**WHAT TO PRODUCE:** For every record here, output an exact copy.

**DATA SHOWN:**

Content starts

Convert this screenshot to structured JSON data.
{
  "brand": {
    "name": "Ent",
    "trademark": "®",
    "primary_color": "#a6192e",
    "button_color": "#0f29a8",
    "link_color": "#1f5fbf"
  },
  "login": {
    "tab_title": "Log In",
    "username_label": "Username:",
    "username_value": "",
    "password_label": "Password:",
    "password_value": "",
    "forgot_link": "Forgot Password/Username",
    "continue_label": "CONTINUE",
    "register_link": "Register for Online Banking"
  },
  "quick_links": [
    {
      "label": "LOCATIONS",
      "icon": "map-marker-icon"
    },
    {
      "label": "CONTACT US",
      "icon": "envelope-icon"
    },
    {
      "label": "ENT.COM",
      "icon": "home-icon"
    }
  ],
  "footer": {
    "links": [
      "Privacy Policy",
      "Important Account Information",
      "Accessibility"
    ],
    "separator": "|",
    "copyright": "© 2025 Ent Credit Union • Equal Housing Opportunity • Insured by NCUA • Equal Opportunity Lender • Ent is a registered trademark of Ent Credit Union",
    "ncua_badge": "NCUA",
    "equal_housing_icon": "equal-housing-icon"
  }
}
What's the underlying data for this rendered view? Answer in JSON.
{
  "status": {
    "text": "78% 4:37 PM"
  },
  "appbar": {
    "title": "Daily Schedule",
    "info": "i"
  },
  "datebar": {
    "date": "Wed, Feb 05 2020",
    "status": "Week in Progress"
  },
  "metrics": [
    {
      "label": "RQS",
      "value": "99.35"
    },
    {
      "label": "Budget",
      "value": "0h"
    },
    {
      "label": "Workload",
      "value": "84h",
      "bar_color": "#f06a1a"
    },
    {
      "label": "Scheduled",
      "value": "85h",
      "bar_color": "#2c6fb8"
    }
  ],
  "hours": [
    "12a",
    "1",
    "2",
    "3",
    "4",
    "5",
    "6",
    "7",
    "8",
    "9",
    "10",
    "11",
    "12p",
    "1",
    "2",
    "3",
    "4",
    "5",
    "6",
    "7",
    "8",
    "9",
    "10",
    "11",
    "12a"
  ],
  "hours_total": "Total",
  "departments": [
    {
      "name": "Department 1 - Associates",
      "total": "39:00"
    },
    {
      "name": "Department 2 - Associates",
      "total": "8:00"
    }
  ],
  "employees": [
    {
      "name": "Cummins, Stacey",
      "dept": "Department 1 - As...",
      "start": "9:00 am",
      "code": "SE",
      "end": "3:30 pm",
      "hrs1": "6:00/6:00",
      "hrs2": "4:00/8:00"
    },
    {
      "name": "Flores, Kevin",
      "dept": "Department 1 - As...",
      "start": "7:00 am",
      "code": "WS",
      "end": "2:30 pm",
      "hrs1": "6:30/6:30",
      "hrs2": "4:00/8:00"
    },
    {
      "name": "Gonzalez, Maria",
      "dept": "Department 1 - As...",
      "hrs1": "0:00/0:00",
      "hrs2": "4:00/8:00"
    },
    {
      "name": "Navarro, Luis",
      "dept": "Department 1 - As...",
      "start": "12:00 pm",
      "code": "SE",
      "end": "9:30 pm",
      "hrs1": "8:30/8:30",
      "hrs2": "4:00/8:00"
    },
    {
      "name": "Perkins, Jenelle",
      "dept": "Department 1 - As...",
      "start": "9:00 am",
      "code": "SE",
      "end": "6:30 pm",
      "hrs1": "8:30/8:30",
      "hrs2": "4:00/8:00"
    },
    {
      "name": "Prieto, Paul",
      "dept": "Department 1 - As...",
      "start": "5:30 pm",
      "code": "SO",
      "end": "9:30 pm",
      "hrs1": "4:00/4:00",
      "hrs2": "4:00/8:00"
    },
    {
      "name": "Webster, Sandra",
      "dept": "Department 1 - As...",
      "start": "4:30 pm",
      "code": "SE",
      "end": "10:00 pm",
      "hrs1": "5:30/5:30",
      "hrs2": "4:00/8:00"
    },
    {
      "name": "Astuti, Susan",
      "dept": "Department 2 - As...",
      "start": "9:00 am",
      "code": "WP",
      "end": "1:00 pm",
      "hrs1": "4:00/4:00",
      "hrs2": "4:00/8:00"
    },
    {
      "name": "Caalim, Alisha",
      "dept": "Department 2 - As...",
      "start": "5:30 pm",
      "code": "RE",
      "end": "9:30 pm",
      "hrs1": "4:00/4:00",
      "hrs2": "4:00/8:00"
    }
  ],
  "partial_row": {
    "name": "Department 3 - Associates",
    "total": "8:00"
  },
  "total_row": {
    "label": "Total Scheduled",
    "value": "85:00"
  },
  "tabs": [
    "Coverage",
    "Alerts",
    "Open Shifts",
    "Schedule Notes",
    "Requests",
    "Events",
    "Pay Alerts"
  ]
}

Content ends

**ANSWER TO THE EXERCISE:**
Convert this screenshot to structured JSON data.
{
  "brand": {
    "name": "Ent",
    "trademark": "®",
    "primary_color": "#a6192e",
    "button_color": "#0f29a8",
    "link_color": "#1f5fbf"
  },
  "login": {
    "tab_title": "Log In",
    "username_label": "Username:",
    "username_value": "",
    "password_label": "Password:",
    "password_value": "",
    "forgot_link": "Forgot Password/Username",
    "continue_label": "CONTINUE",
    "register_link": "Register for Online Banking"
  },
  "quick_links": [
    {
      "label": "LOCATIONS",
      "icon": "map-marker-icon"
    },
    {
      "label": "CONTACT US",
      "icon": "envelope-icon"
    },
    {
      "label": "ENT.COM",
      "icon": "home-icon"
    }
  ],
  "footer": {
    "links": [
      "Privacy Policy",
      "Important Account Information",
      "Accessibility"
    ],
    "separator": "|",
    "copyright": "© 2025 Ent Credit Union • Equal Housing Opportunity • Insured by NCUA • Equal Opportunity Lender • Ent is a registered trademark of Ent Credit Union",
    "ncua_badge": "NCUA",
    "equal_housing_icon": "equal-housing-icon"
  }
}
What's the underlying data for this rendered view? Answer in JSON.
{
  "status": {
    "text": "78% 4:37 PM"
  },
  "appbar": {
    "title": "Daily Schedule",
    "info": "i"
  },
  "datebar": {
    "date": "Wed, Feb 05 2020",
    "status": "Week in Progress"
  },
  "metrics": [
    {
      "label": "RQS",
      "value": "99.35"
    },
    {
      "label": "Budget",
      "value": "0h"
    },
    {
      "label": "Workload",
      "value": "84h",
      "bar_color": "#f06a1a"
    },
    {
      "label": "Scheduled",
      "value": "85h",
      "bar_color": "#2c6fb8"
    }
  ],
  "hours": [
    "12a",
    "1",
    "2",
    "3",
    "4",
    "5",
    "6",
    "7",
    "8",
    "9",
    "10",
    "11",
    "12p",
    "1",
    "2",
    "3",
    "4",
    "5",
    "6",
    "7",
    "8",
    "9",
    "10",
    "11",
    "12a"
  ],
  "hours_total": "Total",
  "departments": [
    {
      "name": "Department 1 - Associates",
      "total": "39:00"
    },
    {
      "name": "Department 2 - Associates",
      "total": "8:00"
    }
  ],
  "employees": [
    {
      "name": "Cummins, Stacey",
      "dept": "Department 1 - As...",
      "start": "9:00 am",
      "code": "SE",
      "end": "3:30 pm",
      "hrs1": "6:00/6:00",
      "hrs2": "4:00/8:00"
    },
    {
      "name": "Flores, Kevin",
      "dept": "Department 1 - As...",
      "start": "7:00 am",
      "code": "WS",
      "end": "2:30 pm",
      "hrs1": "6:30/6:30",
      "hrs2": "4:00/8:00"
    },
    {
      "name": "Gonzalez, Maria",
      "dept": "Department 1 - As...",
      "hrs1": "0:00/0:00",
      "hrs2": "4:00/8:00"
    },
    {
      "name": "Navarro, Luis",
      "dept": "Department 1 - As...",
      "start": "12:00 pm",
      "code": "SE",
      "end": "9:30 pm",
      "hrs1": "8:30/8:30",
      "hrs2": "4:00/8:00"
    },
    {
      "name": "Perkins, Jenelle",
      "dept": "Department 1 - As...",
      "start": "9:00 am",
      "code": "SE",
      "end": "6:30 pm",
      "hrs1": "8:30/8:30",
      "hrs2": "4:00/8:00"
    },
    {
      "name": "Prieto, Paul",
      "dept": "Department 1 - As...",
      "start": "5:30 pm",
      "code": "SO",
      "end": "9:30 pm",
      "hrs1": "4:00/4:00",
      "hrs2": "4:00/8:00"
    },
    {
      "name": "Webster, Sandra",
      "dept": "Department 1 - As...",
      "start": "4:30 pm",
      "code": "SE",
      "end": "10:00 pm",
      "hrs1": "5:30/5:30",
      "hrs2": "4:00/8:00"
    },
    {
      "name": "Astuti, Susan",
      "dept": "Department 2 - As...",
      "start": "9:00 am",
      "code": "WP",
      "end": "1:00 pm",
      "hrs1": "4:00/4:00",
      "hrs2": "4:00/8:00"
    },
    {
      "name": "Caalim, Alisha",
      "dept": "Department 2 - As...",
      "start": "5:30 pm",
      "code": "RE",
      "end": "9:30 pm",
      "hrs1": "4:00/4:00",
      "hrs2": "4:00/8:00"
    }
  ],
  "partial_row": {
    "name": "Department 3 - Associates",
    "total": "8:00"
  },
  "total_row": {
    "label": "Total Scheduled",
    "value": "85:00"
  },
  "tabs": [
    "Coverage",
    "Alerts",
    "Open Shifts",
    "Schedule Notes",
    "Requests",
    "Events",
    "Pay Alerts"
  ]
}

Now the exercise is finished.